[Source material Boundary: Start]

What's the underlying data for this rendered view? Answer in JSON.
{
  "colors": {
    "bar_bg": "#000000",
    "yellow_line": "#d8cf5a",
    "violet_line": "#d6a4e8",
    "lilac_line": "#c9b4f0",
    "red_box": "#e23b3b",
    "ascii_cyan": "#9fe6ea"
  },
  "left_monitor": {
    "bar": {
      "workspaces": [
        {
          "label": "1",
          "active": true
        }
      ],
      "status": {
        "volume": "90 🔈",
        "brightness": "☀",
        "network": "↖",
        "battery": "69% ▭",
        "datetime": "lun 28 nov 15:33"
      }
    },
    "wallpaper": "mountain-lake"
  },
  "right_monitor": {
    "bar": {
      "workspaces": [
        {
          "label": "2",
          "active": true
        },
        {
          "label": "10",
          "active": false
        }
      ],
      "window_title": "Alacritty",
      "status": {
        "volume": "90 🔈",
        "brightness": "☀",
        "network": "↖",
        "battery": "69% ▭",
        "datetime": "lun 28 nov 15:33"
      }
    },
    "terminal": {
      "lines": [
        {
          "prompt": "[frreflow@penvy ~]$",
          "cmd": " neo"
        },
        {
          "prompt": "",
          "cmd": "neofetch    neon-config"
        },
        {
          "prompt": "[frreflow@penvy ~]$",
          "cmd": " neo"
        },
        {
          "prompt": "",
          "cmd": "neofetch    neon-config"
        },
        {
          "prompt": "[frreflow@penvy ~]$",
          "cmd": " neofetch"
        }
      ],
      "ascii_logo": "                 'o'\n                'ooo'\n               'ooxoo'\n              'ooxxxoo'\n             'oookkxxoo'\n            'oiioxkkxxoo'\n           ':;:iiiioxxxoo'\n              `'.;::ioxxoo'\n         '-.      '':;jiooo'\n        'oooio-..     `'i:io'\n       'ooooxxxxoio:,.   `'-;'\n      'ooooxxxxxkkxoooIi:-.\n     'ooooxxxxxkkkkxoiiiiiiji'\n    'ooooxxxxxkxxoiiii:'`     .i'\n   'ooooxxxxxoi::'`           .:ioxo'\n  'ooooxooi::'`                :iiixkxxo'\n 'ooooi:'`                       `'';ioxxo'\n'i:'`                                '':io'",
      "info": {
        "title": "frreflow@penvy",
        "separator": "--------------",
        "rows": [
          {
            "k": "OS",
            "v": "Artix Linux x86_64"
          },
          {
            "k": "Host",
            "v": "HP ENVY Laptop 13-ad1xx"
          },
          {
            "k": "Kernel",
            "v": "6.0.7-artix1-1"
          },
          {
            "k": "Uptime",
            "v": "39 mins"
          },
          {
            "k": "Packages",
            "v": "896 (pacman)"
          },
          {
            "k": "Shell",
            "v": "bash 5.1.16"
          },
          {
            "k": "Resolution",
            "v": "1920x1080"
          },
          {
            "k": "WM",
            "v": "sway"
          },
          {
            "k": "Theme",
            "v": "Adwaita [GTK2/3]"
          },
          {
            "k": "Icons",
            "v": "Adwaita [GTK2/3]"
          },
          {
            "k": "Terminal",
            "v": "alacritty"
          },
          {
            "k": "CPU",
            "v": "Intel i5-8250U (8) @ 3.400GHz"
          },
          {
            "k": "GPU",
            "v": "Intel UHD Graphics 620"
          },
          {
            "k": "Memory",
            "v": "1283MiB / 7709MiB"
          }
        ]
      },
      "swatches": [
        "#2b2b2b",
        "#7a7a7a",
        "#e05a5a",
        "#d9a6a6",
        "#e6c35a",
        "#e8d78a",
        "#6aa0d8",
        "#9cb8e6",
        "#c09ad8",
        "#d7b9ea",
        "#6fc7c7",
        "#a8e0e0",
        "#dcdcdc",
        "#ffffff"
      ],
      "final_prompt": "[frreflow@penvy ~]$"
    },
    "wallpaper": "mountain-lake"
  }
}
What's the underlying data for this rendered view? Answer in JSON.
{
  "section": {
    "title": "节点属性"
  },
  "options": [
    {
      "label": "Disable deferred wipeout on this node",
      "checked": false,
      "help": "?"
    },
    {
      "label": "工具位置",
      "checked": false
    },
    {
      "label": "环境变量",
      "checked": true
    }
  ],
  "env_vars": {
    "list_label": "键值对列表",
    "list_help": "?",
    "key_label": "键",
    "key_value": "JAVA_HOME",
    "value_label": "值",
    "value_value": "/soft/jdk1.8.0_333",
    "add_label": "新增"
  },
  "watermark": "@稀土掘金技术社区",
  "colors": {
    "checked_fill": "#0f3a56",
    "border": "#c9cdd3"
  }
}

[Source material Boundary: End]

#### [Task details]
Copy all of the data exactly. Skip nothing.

#### [Task result]
What's the underlying data for this rendered view? Answer in JSON.
{
  "colors": {
    "bar_bg": "#000000",
    "yellow_line": "#d8cf5a",
    "violet_line": "#d6a4e8",
    "lilac_line": "#c9b4f0",
    "red_box": "#e23b3b",
    "ascii_cyan": "#9fe6ea"
  },
  "left_monitor": {
    "bar": {
      "workspaces": [
        {
          "label": "1",
          "active": true
        }
      ],
      "status": {
        "volume": "90 🔈",
        "brightness": "☀",
        "network": "↖",
        "battery": "69% ▭",
        "datetime": "lun 28 nov 15:33"
      }
    },
    "wallpaper": "mountain-lake"
  },
  "right_monitor": {
    "bar": {
      "workspaces": [
        {
          "label": "2",
          "active": true
        },
        {
          "label": "10",
          "active": false
        }
      ],
      "window_title": "Alacritty",
      "status": {
        "volume": "90 🔈",
        "brightness": "☀",
        "network": "↖",
        "battery": "69% ▭",
        "datetime": "lun 28 nov 15:33"
      }
    },
    "terminal": {
      "lines": [
        {
          "prompt": "[frreflow@penvy ~]$",
          "cmd": " neo"
        },
        {
          "prompt": "",
          "cmd": "neofetch    neon-config"
        },
        {
          "prompt": "[frreflow@penvy ~]$",
          "cmd": " neo"
        },
        {
          "prompt": "",
          "cmd": "neofetch    neon-config"
        },
        {
          "prompt": "[frreflow@penvy ~]$",
          "cmd": " neofetch"
        }
      ],
      "ascii_logo": "                 'o'\n                'ooo'\n               'ooxoo'\n              'ooxxxoo'\n             'oookkxxoo'\n            'oiioxkkxxoo'\n           ':;:iiiioxxxoo'\n              `'.;::ioxxoo'\n         '-.      '':;jiooo'\n        'oooio-..     `'i:io'\n       'ooooxxxxoio:,.   `'-;'\n      'ooooxxxxxkkxoooIi:-.\n     'ooooxxxxxkkkkxoiiiiiiji'\n    'ooooxxxxxkxxoiiii:'`     .i'\n   'ooooxxxxxoi::'`           .:ioxo'\n  'ooooxooi::'`                :iiixkxxo'\n 'ooooi:'`                       `'';ioxxo'\n'i:'`                                '':io'",
      "info": {
        "title": "frreflow@penvy",
        "separator": "--------------",
        "rows": [
          {
            "k": "OS",
            "v": "Artix Linux x86_64"
          },
          {
            "k": "Host",
            "v": "HP ENVY Laptop 13-ad1xx"
          },
          {
            "k": "Kernel",
            "v": "6.0.7-artix1-1"
          },
          {
            "k": "Uptime",
            "v": "39 mins"
          },
          {
            "k": "Packages",
            "v": "896 (pacman)"
          },
          {
            "k": "Shell",
            "v": "bash 5.1.16"
          },
          {
            "k": "Resolution",
            "v": "1920x1080"
          },
          {
            "k": "WM",
            "v": "sway"
          },
          {
            "k": "Theme",
            "v": "Adwaita [GTK2/3]"
          },
          {
            "k": "Icons",
            "v": "Adwaita [GTK2/3]"
          },
          {
            "k": "Terminal",
            "v": "alacritty"
          },
          {
            "k": "CPU",
            "v": "Intel i5-8250U (8) @ 3.400GHz"
          },
          {
            "k": "GPU",
            "v": "Intel UHD Graphics 620"
          },
          {
            "k": "Memory",
            "v": "1283MiB / 7709MiB"
          }
        ]
      },
      "swatches": [
        "#2b2b2b",
        "#7a7a7a",
        "#e05a5a",
        "#d9a6a6",
        "#e6c35a",
        "#e8d78a",
        "#6aa0d8",
        "#9cb8e6",
        "#c09ad8",
        "#d7b9ea",
        "#6fc7c7",
        "#a8e0e0",
        "#dcdcdc",
        "#ffffff"
      ],
      "final_prompt": "[frreflow@penvy ~]$"
    },
    "wallpaper": "mountain-lake"
  }
}
What's the underlying data for this rendered view? Answer in JSON.
{
  "section": {
    "title": "节点属性"
  },
  "options": [
    {
      "label": "Disable deferred wipeout on this node",
      "checked": false,
      "help": "?"
    },
    {
      "label": "工具位置",
      "checked": false
    },
    {
      "label": "环境变量",
      "checked": true
    }
  ],
  "env_vars": {
    "list_label": "键值对列表",
    "list_help": "?",
    "key_label": "键",
    "key_value": "JAVA_HOME",
    "value_label": "值",
    "value_value": "/soft/jdk1.8.0_333",
    "add_label": "新增"
  },
  "watermark": "@稀土掘金技术社区",
  "colors": {
    "checked_fill": "#0f3a56",
    "border": "#c9cdd3"
  }
}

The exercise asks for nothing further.